What this task involves:
Every entry below should be written out exactly, and no image should appear.

*** Data for the task ***

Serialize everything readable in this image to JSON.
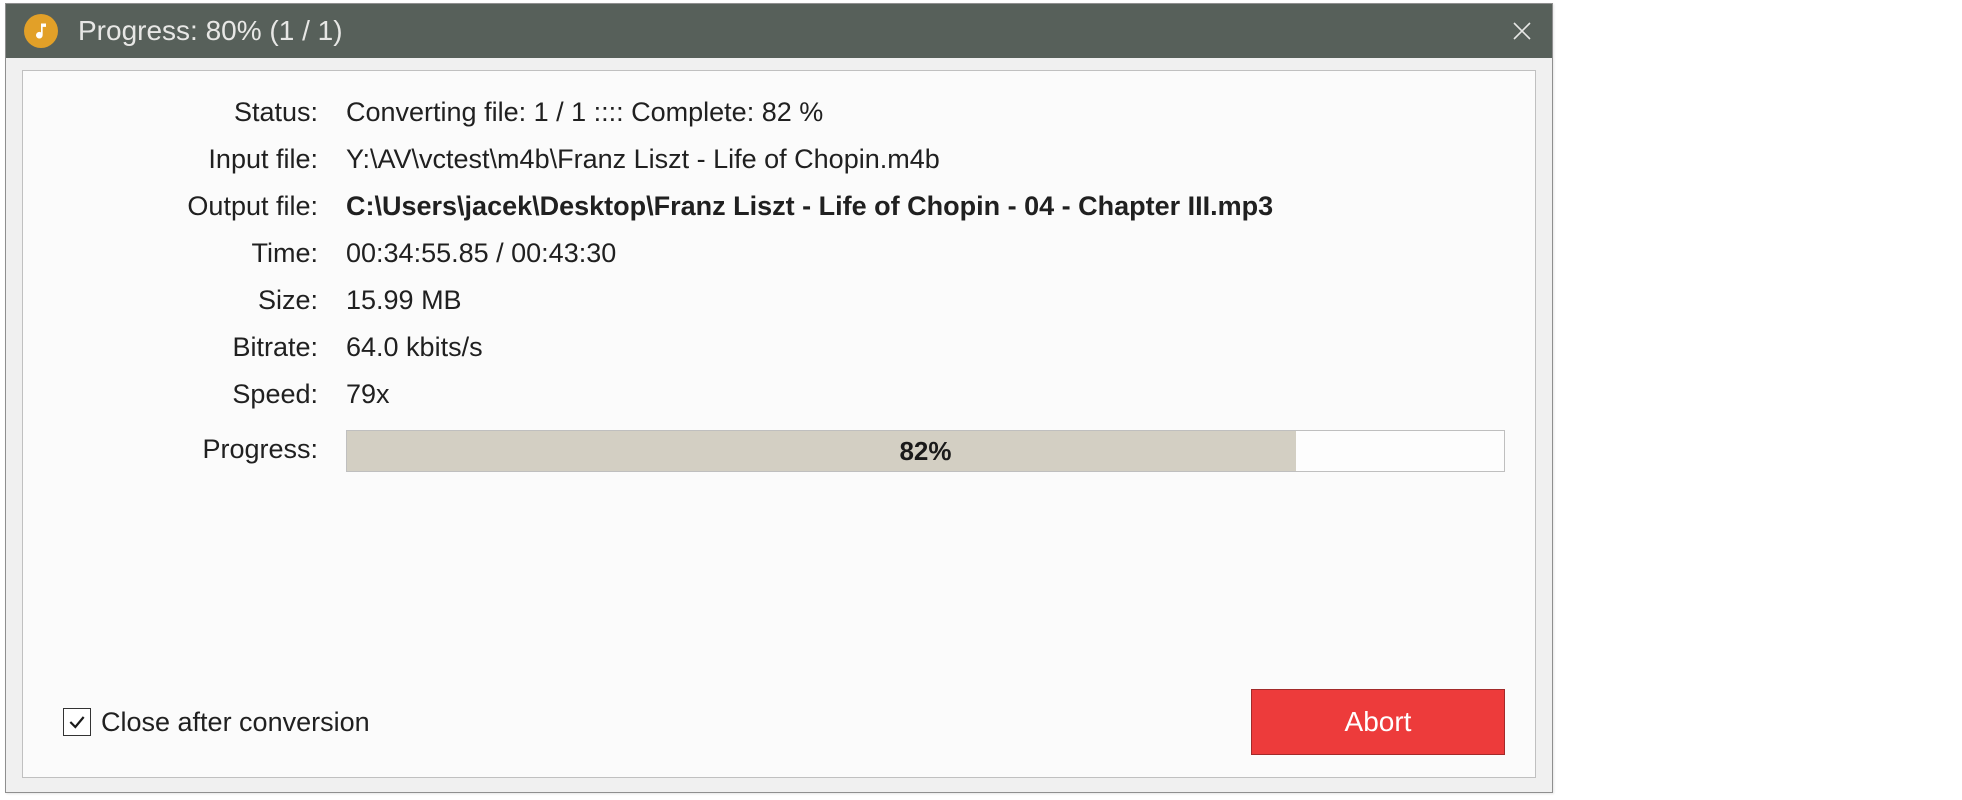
{
  "titlebar": {
    "title": "Progress: 80% (1 / 1)"
  },
  "labels": {
    "status": "Status:",
    "input_file": "Input file:",
    "output_file": "Output file:",
    "time": "Time:",
    "size": "Size:",
    "bitrate": "Bitrate:",
    "speed": "Speed:",
    "progress": "Progress:"
  },
  "values": {
    "status": "Converting file: 1 / 1  ::::  Complete: 82 %",
    "input_file": "Y:\\AV\\vctest\\m4b\\Franz Liszt - Life of Chopin.m4b",
    "output_file": "C:\\Users\\jacek\\Desktop\\Franz Liszt - Life of Chopin - 04 - Chapter III.mp3",
    "time": "00:34:55.85 / 00:43:30",
    "size": "15.99 MB",
    "bitrate": "64.0 kbits/s",
    "speed": "79x"
  },
  "progress": {
    "percent": 82,
    "text": "82%"
  },
  "footer": {
    "close_after_label": "Close after conversion",
    "close_after_checked": true,
    "abort_label": "Abort"
  }
}
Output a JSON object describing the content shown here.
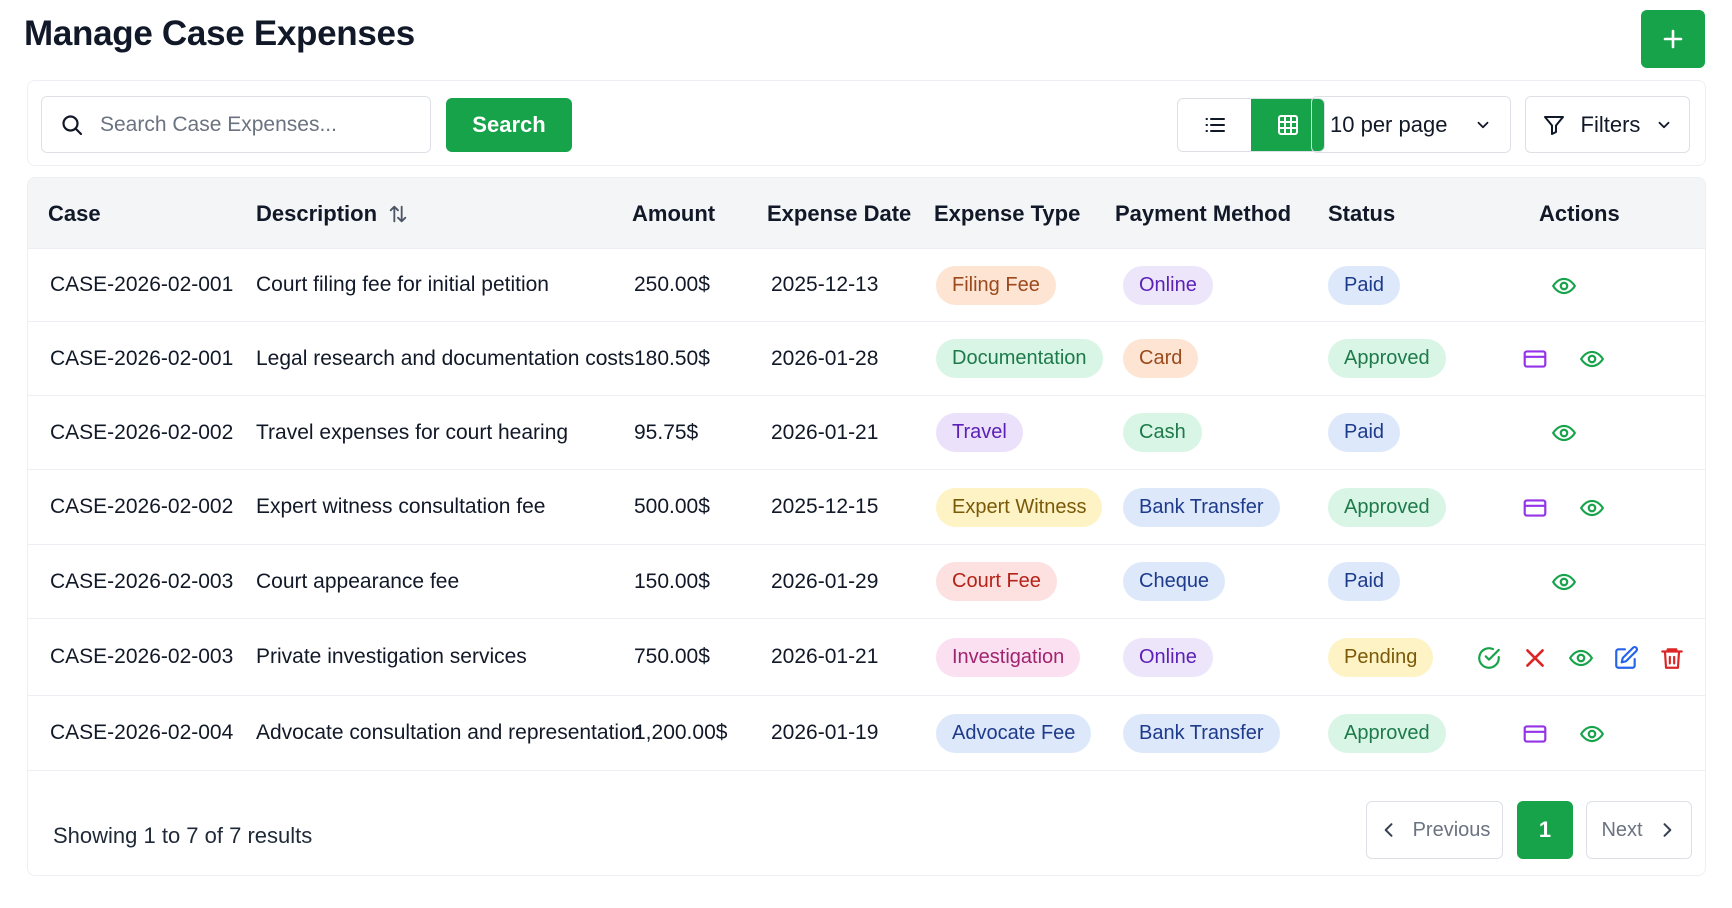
{
  "page": {
    "title": "Manage Case Expenses",
    "add_icon": "plus-icon"
  },
  "toolbar": {
    "search_placeholder": "Search Case Expenses...",
    "search_label": "Search",
    "per_page": "10 per page",
    "filters_label": "Filters"
  },
  "table": {
    "headers": {
      "case": "Case",
      "description": "Description",
      "amount": "Amount",
      "expense_date": "Expense Date",
      "expense_type": "Expense Type",
      "payment_method": "Payment Method",
      "status": "Status",
      "actions": "Actions"
    },
    "rows": [
      {
        "case": "CASE-2026-02-001",
        "description": "Court filing fee for initial petition",
        "amount": "250.00$",
        "date": "2025-12-13",
        "type": "Filing Fee",
        "method": "Online",
        "status": "Paid",
        "actions": [
          "view"
        ]
      },
      {
        "case": "CASE-2026-02-001",
        "description": "Legal research and documentation costs",
        "amount": "180.50$",
        "date": "2026-01-28",
        "type": "Documentation",
        "method": "Card",
        "status": "Approved",
        "actions": [
          "pay",
          "view"
        ]
      },
      {
        "case": "CASE-2026-02-002",
        "description": "Travel expenses for court hearing",
        "amount": "95.75$",
        "date": "2026-01-21",
        "type": "Travel",
        "method": "Cash",
        "status": "Paid",
        "actions": [
          "view"
        ]
      },
      {
        "case": "CASE-2026-02-002",
        "description": "Expert witness consultation fee",
        "amount": "500.00$",
        "date": "2025-12-15",
        "type": "Expert Witness",
        "method": "Bank Transfer",
        "status": "Approved",
        "actions": [
          "pay",
          "view"
        ]
      },
      {
        "case": "CASE-2026-02-003",
        "description": "Court appearance fee",
        "amount": "150.00$",
        "date": "2026-01-29",
        "type": "Court Fee",
        "method": "Cheque",
        "status": "Paid",
        "actions": [
          "view"
        ]
      },
      {
        "case": "CASE-2026-02-003",
        "description": "Private investigation services",
        "amount": "750.00$",
        "date": "2026-01-21",
        "type": "Investigation",
        "method": "Online",
        "status": "Pending",
        "actions": [
          "approve",
          "reject",
          "view",
          "edit",
          "delete"
        ]
      },
      {
        "case": "CASE-2026-02-004",
        "description": "Advocate consultation and representation",
        "amount": "1,200.00$",
        "date": "2026-01-19",
        "type": "Advocate Fee",
        "method": "Bank Transfer",
        "status": "Approved",
        "actions": [
          "pay",
          "view"
        ]
      }
    ]
  },
  "colors": {
    "accent": "#16a34a",
    "type": {
      "Filing Fee": {
        "bg": "#fde4d3",
        "fg": "#9a4a1c"
      },
      "Documentation": {
        "bg": "#d9f5e6",
        "fg": "#1d7a4a"
      },
      "Travel": {
        "bg": "#ece1fb",
        "fg": "#5b21b6"
      },
      "Expert Witness": {
        "bg": "#fdf3c4",
        "fg": "#7a5a08"
      },
      "Court Fee": {
        "bg": "#fde0e0",
        "fg": "#b42318"
      },
      "Investigation": {
        "bg": "#fbe0f1",
        "fg": "#a0246e"
      },
      "Advocate Fee": {
        "bg": "#dde9fb",
        "fg": "#1e3a8a"
      }
    },
    "method": {
      "Online": {
        "bg": "#ede6fb",
        "fg": "#5b21b6"
      },
      "Card": {
        "bg": "#fde4d3",
        "fg": "#9a4a1c"
      },
      "Cash": {
        "bg": "#d9f5e6",
        "fg": "#1d7a4a"
      },
      "Bank Transfer": {
        "bg": "#dde9fb",
        "fg": "#1e3a8a"
      },
      "Cheque": {
        "bg": "#dde9fb",
        "fg": "#1e3a8a"
      }
    },
    "status": {
      "Paid": {
        "bg": "#dde9fb",
        "fg": "#1e3a8a"
      },
      "Approved": {
        "bg": "#d9f5e6",
        "fg": "#1d7a4a"
      },
      "Pending": {
        "bg": "#fdf3c4",
        "fg": "#7a5a08"
      }
    }
  },
  "footer": {
    "summary": "Showing 1 to 7 of 7 results",
    "previous_label": "Previous",
    "current_page": "1",
    "next_label": "Next"
  }
}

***

Task solution:
Serialize everything readable in this image to JSON.
{
  "titlebar": {
    "title": "Progress: 80% (1 / 1)"
  },
  "labels": {
    "status": "Status:",
    "input_file": "Input file:",
    "output_file": "Output file:",
    "time": "Time:",
    "size": "Size:",
    "bitrate": "Bitrate:",
    "speed": "Speed:",
    "progress": "Progress:"
  },
  "values": {
    "status": "Converting file: 1 / 1  ::::  Complete: 82 %",
    "input_file": "Y:\\AV\\vctest\\m4b\\Franz Liszt - Life of Chopin.m4b",
    "output_file": "C:\\Users\\jacek\\Desktop\\Franz Liszt - Life of Chopin - 04 - Chapter III.mp3",
    "time": "00:34:55.85 / 00:43:30",
    "size": "15.99 MB",
    "bitrate": "64.0 kbits/s",
    "speed": "79x"
  },
  "progress": {
    "percent": 82,
    "text": "82%"
  },
  "footer": {
    "close_after_label": "Close after conversion",
    "close_after_checked": true,
    "abort_label": "Abort"
  }
}
Output a JSON object describing the content shown here.
{
  "page": {
    "title": "Manage Case Expenses",
    "add_icon": "plus-icon"
  },
  "toolbar": {
    "search_placeholder": "Search Case Expenses...",
    "search_label": "Search",
    "per_page": "10 per page",
    "filters_label": "Filters"
  },
  "table": {
    "headers": {
      "case": "Case",
      "description": "Description",
      "amount": "Amount",
      "expense_date": "Expense Date",
      "expense_type": "Expense Type",
      "payment_method": "Payment Method",
      "status": "Status",
      "actions": "Actions"
    },
    "rows": [
      {
        "case": "CASE-2026-02-001",
        "description": "Court filing fee for initial petition",
        "amount": "250.00$",
        "date": "2025-12-13",
        "type": "Filing Fee",
        "method": "Online",
        "status": "Paid",
        "actions": [
          "view"
        ]
      },
      {
        "case": "CASE-2026-02-001",
        "description": "Legal research and documentation costs",
        "amount": "180.50$",
        "date": "2026-01-28",
        "type": "Documentation",
        "method": "Card",
        "status": "Approved",
        "actions": [
          "pay",
          "view"
        ]
      },
      {
        "case": "CASE-2026-02-002",
        "description": "Travel expenses for court hearing",
        "amount": "95.75$",
        "date": "2026-01-21",
        "type": "Travel",
        "method": "Cash",
        "status": "Paid",
        "actions": [
          "view"
        ]
      },
      {
        "case": "CASE-2026-02-002",
        "description": "Expert witness consultation fee",
        "amount": "500.00$",
        "date": "2025-12-15",
        "type": "Expert Witness",
        "method": "Bank Transfer",
        "status": "Approved",
        "actions": [
          "pay",
          "view"
        ]
      },
      {
        "case": "CASE-2026-02-003",
        "description": "Court appearance fee",
        "amount": "150.00$",
        "date": "2026-01-29",
        "type": "Court Fee",
        "method": "Cheque",
        "status": "Paid",
        "actions": [
          "view"
        ]
      },
      {
        "case": "CASE-2026-02-003",
        "description": "Private investigation services",
        "amount": "750.00$",
        "date": "2026-01-21",
        "type": "Investigation",
        "method": "Online",
        "status": "Pending",
        "actions": [
          "approve",
          "reject",
          "view",
          "edit",
          "delete"
        ]
      },
      {
        "case": "CASE-2026-02-004",
        "description": "Advocate consultation and representation",
        "amount": "1,200.00$",
        "date": "2026-01-19",
        "type": "Advocate Fee",
        "method": "Bank Transfer",
        "status": "Approved",
        "actions": [
          "pay",
          "view"
        ]
      }
    ]
  },
  "colors": {
    "accent": "#16a34a",
    "type": {
      "Filing Fee": {
        "bg": "#fde4d3",
        "fg": "#9a4a1c"
      },
      "Documentation": {
        "bg": "#d9f5e6",
        "fg": "#1d7a4a"
      },
      "Travel": {
        "bg": "#ece1fb",
        "fg": "#5b21b6"
      },
      "Expert Witness": {
        "bg": "#fdf3c4",
        "fg": "#7a5a08"
      },
      "Court Fee": {
        "bg": "#fde0e0",
        "fg": "#b42318"
      },
      "Investigation": {
        "bg": "#fbe0f1",
        "fg": "#a0246e"
      },
      "Advocate Fee": {
        "bg": "#dde9fb",
        "fg": "#1e3a8a"
      }
    },
    "method": {
      "Online": {
        "bg": "#ede6fb",
        "fg": "#5b21b6"
      },
      "Card": {
        "bg": "#fde4d3",
        "fg": "#9a4a1c"
      },
      "Cash": {
        "bg": "#d9f5e6",
        "fg": "#1d7a4a"
      },
      "Bank Transfer": {
        "bg": "#dde9fb",
        "fg": "#1e3a8a"
      },
      "Cheque": {
        "bg": "#dde9fb",
        "fg": "#1e3a8a"
      }
    },
    "status": {
      "Paid": {
        "bg": "#dde9fb",
        "fg": "#1e3a8a"
      },
      "Approved": {
        "bg": "#d9f5e6",
        "fg": "#1d7a4a"
      },
      "Pending": {
        "bg": "#fdf3c4",
        "fg": "#7a5a08"
      }
    }
  },
  "footer": {
    "summary": "Showing 1 to 7 of 7 results",
    "previous_label": "Previous",
    "current_page": "1",
    "next_label": "Next"
  }
}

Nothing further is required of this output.